◆ **Exercise**
Within the records, which lines hold the string "Erstellen"? Report each one by copying it.

Stored data
···
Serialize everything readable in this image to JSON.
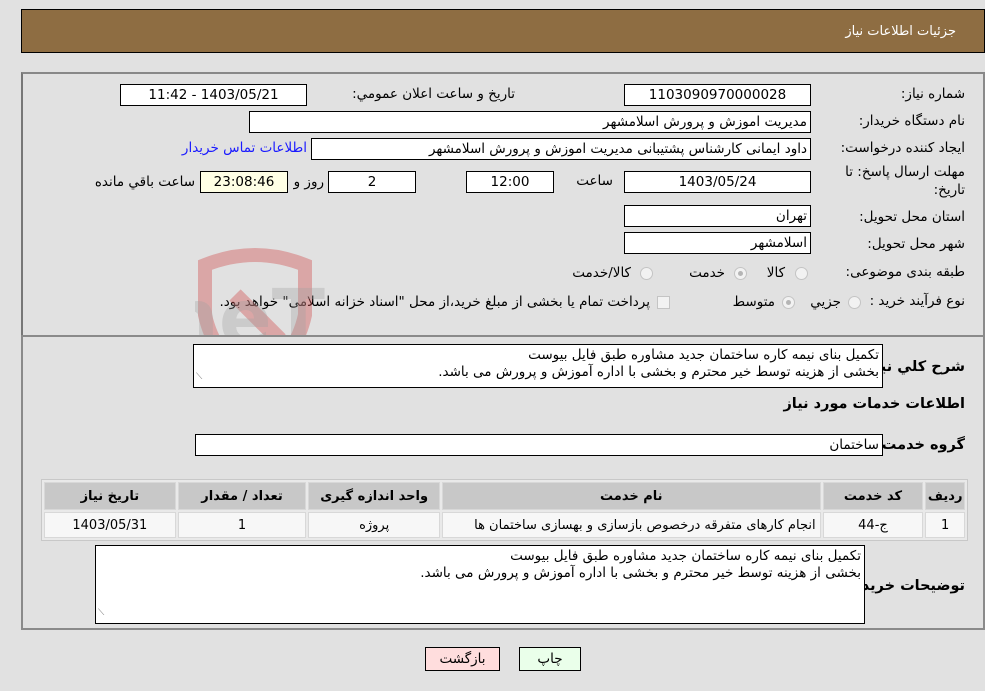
{
  "header": {
    "title": "جزئیات اطلاعات نیاز"
  },
  "form": {
    "need_number_label": "شماره نیاز:",
    "need_number": "1103090970000028",
    "announce_label": "تاریخ و ساعت اعلان عمومي:",
    "announce_value": "1403/05/21 - 11:42",
    "buyer_org_label": "نام دستگاه خریدار:",
    "buyer_org": "مدیریت اموزش و پرورش اسلامشهر",
    "requester_label": "ایجاد کننده درخواست:",
    "requester": "داود ایمانی کارشناس پشتیبانی مدیریت اموزش و پرورش اسلامشهر",
    "contact_link": "اطلاعات تماس خریدار",
    "deadline_label_1": "مهلت ارسال پاسخ: تا",
    "deadline_label_2": "تاریخ:",
    "deadline_date": "1403/05/24",
    "time_label": "ساعت",
    "deadline_time": "12:00",
    "days_value": "2",
    "days_label": "روز و",
    "remaining_time": "23:08:46",
    "remaining_label": "ساعت باقي مانده",
    "province_label": "استان محل تحویل:",
    "province": "تهران",
    "city_label": "شهر محل تحویل:",
    "city": "اسلامشهر",
    "category_label": "طبقه بندی موضوعی:",
    "category_options": [
      {
        "label": "کالا",
        "checked": false
      },
      {
        "label": "خدمت",
        "checked": true
      },
      {
        "label": "کالا/خدمت",
        "checked": false
      }
    ],
    "process_label": "نوع فرآیند خرید :",
    "process_options": [
      {
        "label": "جزيي",
        "checked": false
      },
      {
        "label": "متوسط",
        "checked": true
      }
    ],
    "treasury_note": "پرداخت تمام یا بخشی از مبلغ خرید،از محل \"اسناد خزانه اسلامی\" خواهد بود.",
    "treasury_checked": false
  },
  "details": {
    "description_label": "شرح کلي نیاز:",
    "description_line1": "تکمیل بنای نیمه کاره ساختمان جدید مشاوره طبق فایل بیوست",
    "description_line2": "بخشی از هزینه توسط خیر محترم و بخشی با اداره آموزش و پرورش می باشد.",
    "services_heading": "اطلاعات خدمات مورد نیاز",
    "service_group_label": "گروه خدمت:",
    "service_group": "ساختمان",
    "table": {
      "headers": [
        "ردیف",
        "کد خدمت",
        "نام خدمت",
        "واحد اندازه گیری",
        "تعداد / مقدار",
        "تاریخ نیاز"
      ],
      "rows": [
        [
          "1",
          "ج-44",
          "انجام کارهای متفرقه درخصوص بازسازی و بهسازی ساختمان ها",
          "پروژه",
          "1",
          "1403/05/31"
        ]
      ]
    },
    "buyer_notes_label": "توضیحات خریدار:",
    "buyer_notes_line1": "تکمیل بنای نیمه کاره ساختمان جدید مشاوره طبق فایل بیوست",
    "buyer_notes_line2": "بخشی از هزینه توسط خیر محترم و بخشی با اداره آموزش و پرورش می باشد."
  },
  "buttons": {
    "print": "چاپ",
    "back": "بازگشت"
  },
  "watermark": {
    "text": "AriaTender.neT"
  },
  "colors": {
    "header_bg": "#8e6d42",
    "print_bg": "#eaffea",
    "back_bg": "#ffdddd",
    "link": "#1a1aff"
  }
}
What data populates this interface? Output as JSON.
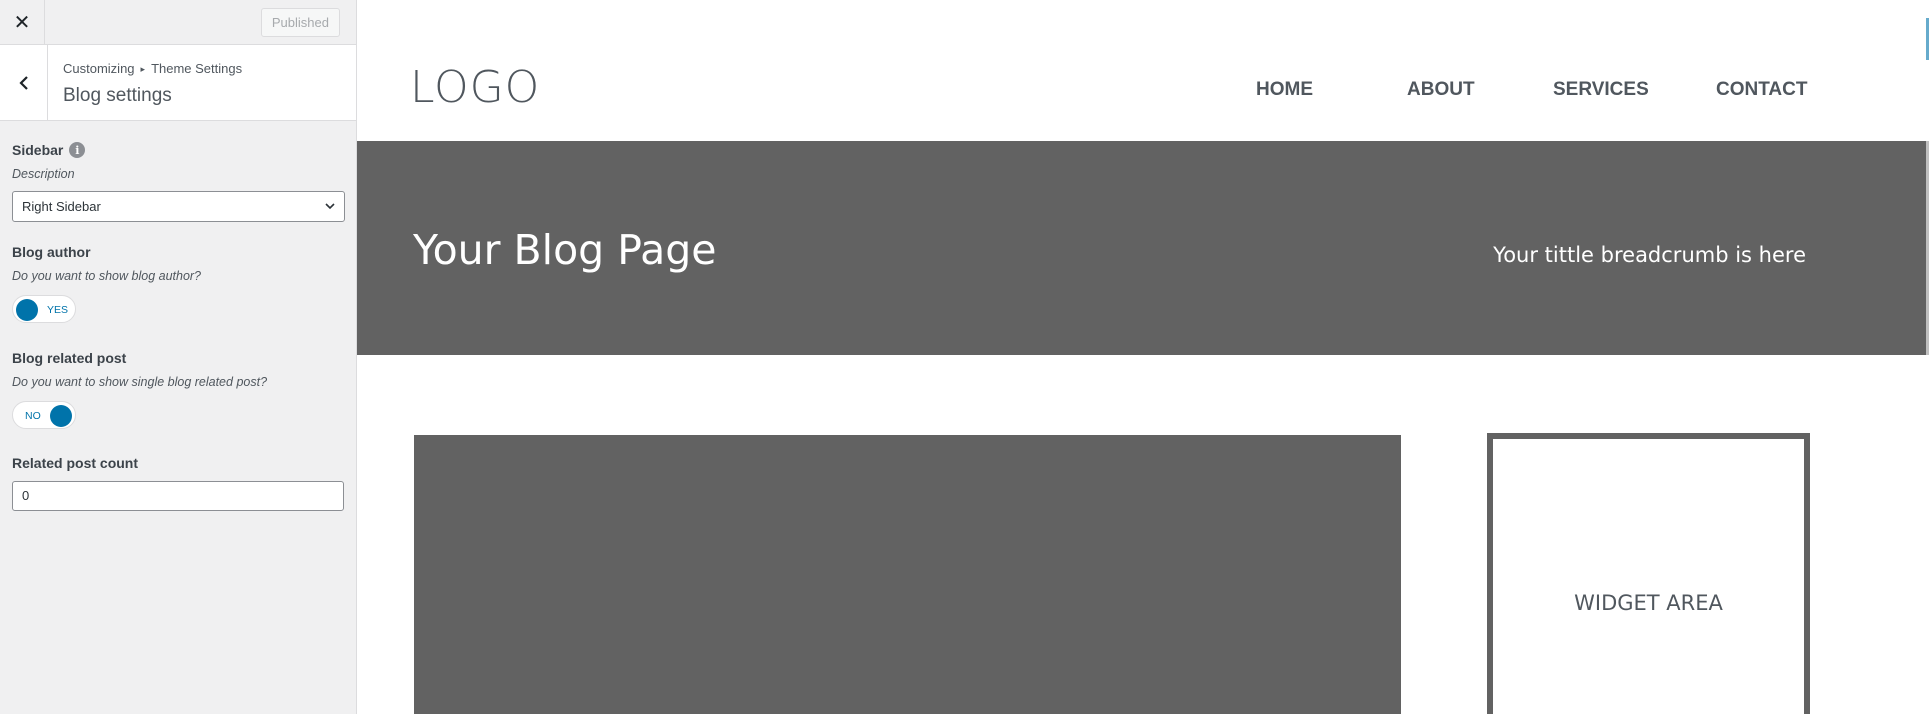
{
  "customizer": {
    "publish_label": "Published",
    "breadcrumb": {
      "root": "Customizing",
      "separator": "▸",
      "parent": "Theme Settings"
    },
    "section_title": "Blog settings",
    "controls": {
      "sidebar": {
        "label": "Sidebar",
        "description": "Description",
        "selected": "Right Sidebar"
      },
      "blog_author": {
        "label": "Blog author",
        "description": "Do you want to show blog author?",
        "toggle_text": "YES",
        "value": true
      },
      "related_post": {
        "label": "Blog related post",
        "description": "Do you want to show single blog related post?",
        "toggle_text": "NO",
        "value": false
      },
      "related_count": {
        "label": "Related post count",
        "value": "0"
      }
    }
  },
  "preview": {
    "logo": "LOGO",
    "nav": [
      "HOME",
      "ABOUT",
      "SERVICES",
      "CONTACT"
    ],
    "hero_title": "Your Blog Page",
    "hero_breadcrumb": "Your tittle breadcrumb is here",
    "widget_label": "WIDGET AREA"
  },
  "colors": {
    "accent": "#0073aa",
    "placeholder_gray": "#626262",
    "sidebar_bg": "#f0f0f1"
  }
}
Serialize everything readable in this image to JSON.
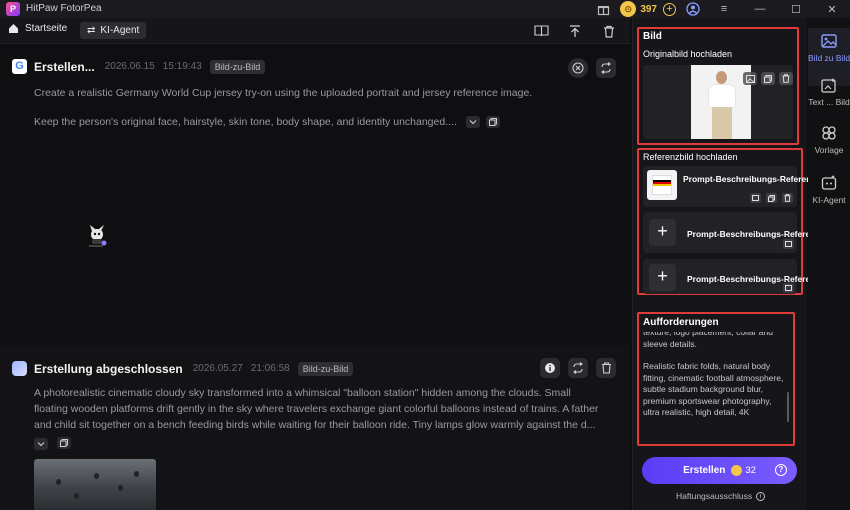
{
  "app": {
    "title": "HitPaw FotorPea",
    "logo_letter": "P",
    "credits": "397"
  },
  "nav": {
    "home_label": "Startseite",
    "agent_label": "KI-Agent"
  },
  "cards": [
    {
      "title": "Erstellen...",
      "date": "2026.06.15",
      "time": "15:19:43",
      "badge": "Bild-zu-Bild",
      "prompt_line1": "Create a realistic Germany World Cup jersey try-on using the uploaded portrait and jersey reference image.",
      "prompt_line2": "Keep the person's original face, hairstyle, skin tone, body shape, and identity unchanged...."
    },
    {
      "title": "Erstellung abgeschlossen",
      "date": "2026.05.27",
      "time": "21:06:58",
      "badge": "Bild-zu-Bild",
      "prompt_line1": "A photorealistic cinematic cloudy sky transformed into a whimsical \"balloon station\" hidden among the clouds. Small",
      "prompt_line2": "floating wooden platforms drift gently in the sky where travelers exchange giant colorful balloons instead of trains. A father",
      "prompt_line3": "and child sit together on a bench feeding birds while waiting for their balloon ride. Tiny lamps glow warmly against the d..."
    }
  ],
  "panel": {
    "bild_title": "Bild",
    "original_label": "Originalbild hochladen",
    "reference_label": "Referenzbild hochladen",
    "ref_items": [
      {
        "label": "Prompt-Beschreibungs-Referenz"
      },
      {
        "label": "Prompt-Beschreibungs-Referenz"
      },
      {
        "label": "Prompt-Beschreibungs-Referenz"
      }
    ],
    "prompt_title": "Aufforderungen",
    "prompt_text_1": "texture, logo placement, collar and sleeve details.",
    "prompt_text_2": "Realistic fabric folds, natural body fitting, cinematic football atmosphere, subtle stadium background blur, premium sportswear photography, ultra realistic, high detail, 4K",
    "create_label": "Erstellen",
    "create_cost": "32",
    "disclaimer": "Haftungsausschluss"
  },
  "rail": [
    {
      "label": "Bild zu Bild",
      "icon": "image-icon"
    },
    {
      "label": "Text ... Bild",
      "icon": "text-to-image-icon"
    },
    {
      "label": "Vorlage",
      "icon": "template-icon"
    },
    {
      "label": "KI-Agent",
      "icon": "ai-agent-icon"
    }
  ],
  "colors": {
    "accent": "#6a4cff",
    "highlight_border": "#e03b3b",
    "coin": "#f3c64a"
  }
}
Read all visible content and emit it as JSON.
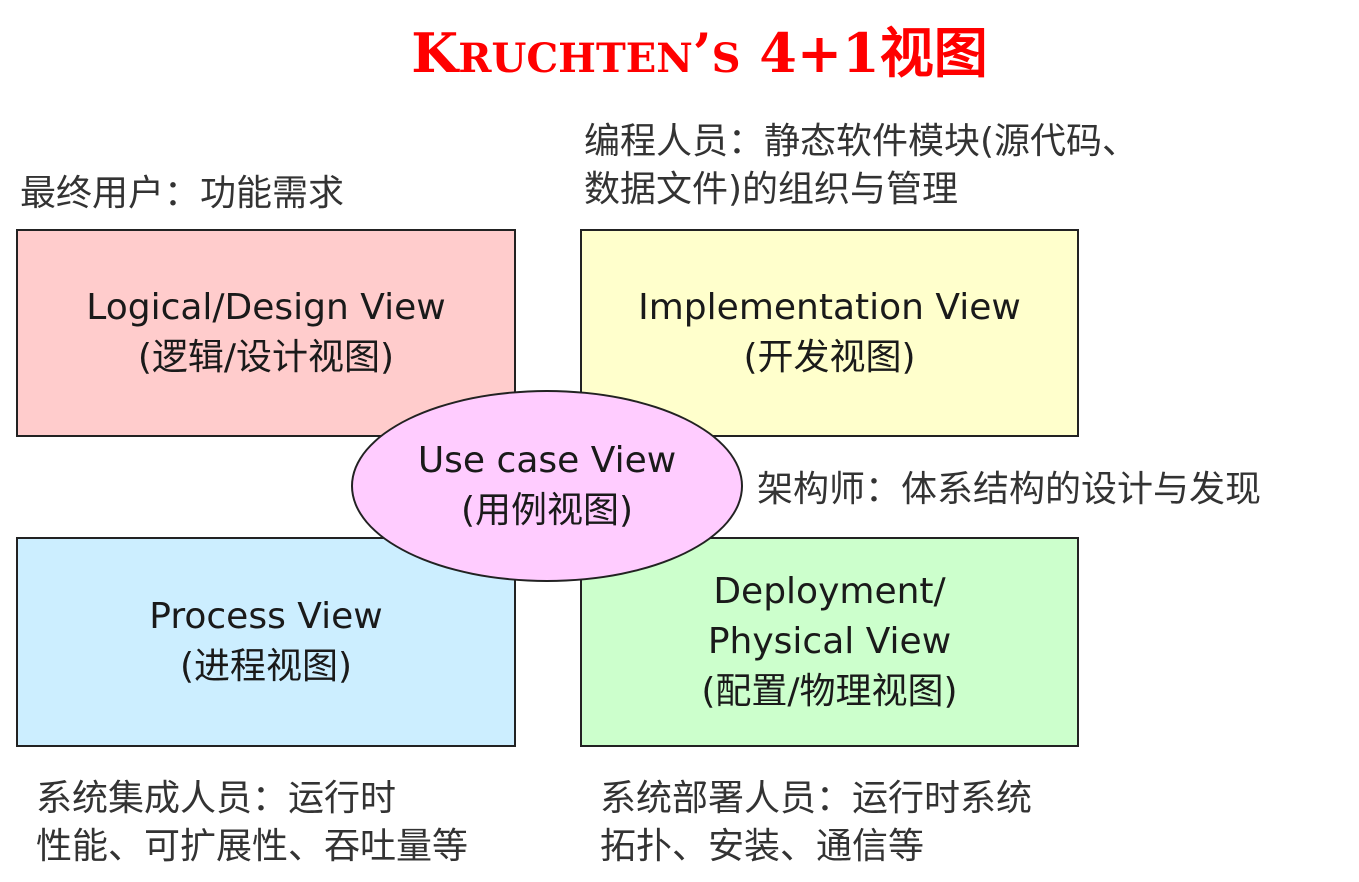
{
  "title": {
    "k_cap": "K",
    "k_rest": "RUCHTEN",
    "apos": "’",
    "s_cap": "S",
    "tail": " 4+1视图"
  },
  "notes": {
    "end_user": "最终用户：功能需求",
    "programmer_line1": "编程人员：静态软件模块(源代码、",
    "programmer_line2": "数据文件)的组织与管理",
    "architect": "架构师：体系结构的设计与发现",
    "integrator_line1": "系统集成人员：运行时",
    "integrator_line2": "性能、可扩展性、吞吐量等",
    "deployer_line1": "系统部署人员：运行时系统",
    "deployer_line2": "拓扑、安装、通信等"
  },
  "views": {
    "logical": {
      "en": "Logical/Design View",
      "zh": "(逻辑/设计视图)"
    },
    "implementation": {
      "en": "Implementation View",
      "zh": "(开发视图)"
    },
    "usecase": {
      "en": "Use case View",
      "zh": "(用例视图)"
    },
    "process": {
      "en": "Process View",
      "zh": "(进程视图)"
    },
    "deployment": {
      "en1": "Deployment/",
      "en2": "Physical View",
      "zh": "(配置/物理视图)"
    }
  },
  "colors": {
    "title": "#ff0000",
    "logical": "#ffcccc",
    "implementation": "#ffffcc",
    "usecase": "#ffccff",
    "process": "#cceeff",
    "deployment": "#ccffcc"
  }
}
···
◆ **Task response**
      "title": "Erstellen...",
    "create_label": "Erstellen",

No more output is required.